Work to complete>
Retype every entry below without any change.

##### Material provided #####

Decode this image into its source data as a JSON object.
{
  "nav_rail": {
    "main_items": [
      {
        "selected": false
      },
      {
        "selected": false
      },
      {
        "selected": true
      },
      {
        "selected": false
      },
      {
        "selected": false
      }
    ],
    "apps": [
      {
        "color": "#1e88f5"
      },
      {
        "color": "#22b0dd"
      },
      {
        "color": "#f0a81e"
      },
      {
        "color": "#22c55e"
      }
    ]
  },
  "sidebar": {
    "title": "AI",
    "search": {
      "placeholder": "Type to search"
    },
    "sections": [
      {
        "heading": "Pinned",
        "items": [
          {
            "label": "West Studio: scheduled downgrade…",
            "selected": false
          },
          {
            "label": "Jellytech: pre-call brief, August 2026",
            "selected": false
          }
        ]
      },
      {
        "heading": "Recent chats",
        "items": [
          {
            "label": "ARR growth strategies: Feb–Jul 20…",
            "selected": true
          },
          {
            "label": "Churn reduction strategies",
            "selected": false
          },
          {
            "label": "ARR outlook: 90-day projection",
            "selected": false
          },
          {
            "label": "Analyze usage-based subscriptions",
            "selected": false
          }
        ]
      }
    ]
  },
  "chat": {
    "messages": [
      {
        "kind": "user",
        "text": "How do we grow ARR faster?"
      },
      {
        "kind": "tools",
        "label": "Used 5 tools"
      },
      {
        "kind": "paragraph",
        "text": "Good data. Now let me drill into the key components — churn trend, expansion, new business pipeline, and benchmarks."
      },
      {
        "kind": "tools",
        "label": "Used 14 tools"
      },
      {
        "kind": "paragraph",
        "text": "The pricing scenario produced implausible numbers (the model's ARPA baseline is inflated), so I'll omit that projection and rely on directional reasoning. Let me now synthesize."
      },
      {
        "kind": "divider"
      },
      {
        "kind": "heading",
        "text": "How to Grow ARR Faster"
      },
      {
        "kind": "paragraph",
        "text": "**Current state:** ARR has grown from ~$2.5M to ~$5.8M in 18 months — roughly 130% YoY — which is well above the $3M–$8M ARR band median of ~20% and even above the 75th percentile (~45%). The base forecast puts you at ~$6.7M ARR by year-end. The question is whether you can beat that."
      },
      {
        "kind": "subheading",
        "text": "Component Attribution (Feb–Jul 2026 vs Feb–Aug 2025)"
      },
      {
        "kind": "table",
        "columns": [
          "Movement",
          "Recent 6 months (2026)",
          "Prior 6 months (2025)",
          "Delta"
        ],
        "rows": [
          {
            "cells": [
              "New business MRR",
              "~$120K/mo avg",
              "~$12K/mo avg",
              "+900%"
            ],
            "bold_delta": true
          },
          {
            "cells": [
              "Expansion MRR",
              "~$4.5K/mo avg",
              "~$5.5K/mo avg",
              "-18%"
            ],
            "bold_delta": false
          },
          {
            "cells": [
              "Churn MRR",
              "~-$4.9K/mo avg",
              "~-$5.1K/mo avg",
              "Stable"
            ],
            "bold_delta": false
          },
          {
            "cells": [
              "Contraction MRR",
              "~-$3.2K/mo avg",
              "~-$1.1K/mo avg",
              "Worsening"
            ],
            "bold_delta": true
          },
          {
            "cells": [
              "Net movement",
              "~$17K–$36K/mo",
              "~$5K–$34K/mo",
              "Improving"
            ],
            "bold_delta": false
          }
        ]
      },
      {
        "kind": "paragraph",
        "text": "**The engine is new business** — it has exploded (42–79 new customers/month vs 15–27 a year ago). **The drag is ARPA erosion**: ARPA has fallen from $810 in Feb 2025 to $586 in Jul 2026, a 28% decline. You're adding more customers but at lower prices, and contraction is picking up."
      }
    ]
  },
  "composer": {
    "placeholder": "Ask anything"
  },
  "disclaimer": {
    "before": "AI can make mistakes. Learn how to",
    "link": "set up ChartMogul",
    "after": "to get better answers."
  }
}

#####

Written answer>
Decode this image into its source data as a JSON object.
{
  "nav_rail": {
    "main_items": [
      {
        "selected": false
      },
      {
        "selected": false
      },
      {
        "selected": true
      },
      {
        "selected": false
      },
      {
        "selected": false
      }
    ],
    "apps": [
      {
        "color": "#1e88f5"
      },
      {
        "color": "#22b0dd"
      },
      {
        "color": "#f0a81e"
      },
      {
        "color": "#22c55e"
      }
    ]
  },
  "sidebar": {
    "title": "AI",
    "search": {
      "placeholder": "Type to search"
    },
    "sections": [
      {
        "heading": "Pinned",
        "items": [
          {
            "label": "West Studio: scheduled downgrade…",
            "selected": false
          },
          {
            "label": "Jellytech: pre-call brief, August 2026",
            "selected": false
          }
        ]
      },
      {
        "heading": "Recent chats",
        "items": [
          {
            "label": "ARR growth strategies: Feb–Jul 20…",
            "selected": true
          },
          {
            "label": "Churn reduction strategies",
            "selected": false
          },
          {
            "label": "ARR outlook: 90-day projection",
            "selected": false
          },
          {
            "label": "Analyze usage-based subscriptions",
            "selected": false
          }
        ]
      }
    ]
  },
  "chat": {
    "messages": [
      {
        "kind": "user",
        "text": "How do we grow ARR faster?"
      },
      {
        "kind": "tools",
        "label": "Used 5 tools"
      },
      {
        "kind": "paragraph",
        "text": "Good data. Now let me drill into the key components — churn trend, expansion, new business pipeline, and benchmarks."
      },
      {
        "kind": "tools",
        "label": "Used 14 tools"
      },
      {
        "kind": "paragraph",
        "text": "The pricing scenario produced implausible numbers (the model's ARPA baseline is inflated), so I'll omit that projection and rely on directional reasoning. Let me now synthesize."
      },
      {
        "kind": "divider"
      },
      {
        "kind": "heading",
        "text": "How to Grow ARR Faster"
      },
      {
        "kind": "paragraph",
        "text": "**Current state:** ARR has grown from ~$2.5M to ~$5.8M in 18 months — roughly 130% YoY — which is well above the $3M–$8M ARR band median of ~20% and even above the 75th percentile (~45%). The base forecast puts you at ~$6.7M ARR by year-end. The question is whether you can beat that."
      },
      {
        "kind": "subheading",
        "text": "Component Attribution (Feb–Jul 2026 vs Feb–Aug 2025)"
      },
      {
        "kind": "table",
        "columns": [
          "Movement",
          "Recent 6 months (2026)",
          "Prior 6 months (2025)",
          "Delta"
        ],
        "rows": [
          {
            "cells": [
              "New business MRR",
              "~$120K/mo avg",
              "~$12K/mo avg",
              "+900%"
            ],
            "bold_delta": true
          },
          {
            "cells": [
              "Expansion MRR",
              "~$4.5K/mo avg",
              "~$5.5K/mo avg",
              "-18%"
            ],
            "bold_delta": false
          },
          {
            "cells": [
              "Churn MRR",
              "~-$4.9K/mo avg",
              "~-$5.1K/mo avg",
              "Stable"
            ],
            "bold_delta": false
          },
          {
            "cells": [
              "Contraction MRR",
              "~-$3.2K/mo avg",
              "~-$1.1K/mo avg",
              "Worsening"
            ],
            "bold_delta": true
          },
          {
            "cells": [
              "Net movement",
              "~$17K–$36K/mo",
              "~$5K–$34K/mo",
              "Improving"
            ],
            "bold_delta": false
          }
        ]
      },
      {
        "kind": "paragraph",
        "text": "**The engine is new business** — it has exploded (42–79 new customers/month vs 15–27 a year ago). **The drag is ARPA erosion**: ARPA has fallen from $810 in Feb 2025 to $586 in Jul 2026, a 28% decline. You're adding more customers but at lower prices, and contraction is picking up."
      }
    ]
  },
  "composer": {
    "placeholder": "Ask anything"
  },
  "disclaimer": {
    "before": "AI can make mistakes. Learn how to",
    "link": "set up ChartMogul",
    "after": "to get better answers."
  }
}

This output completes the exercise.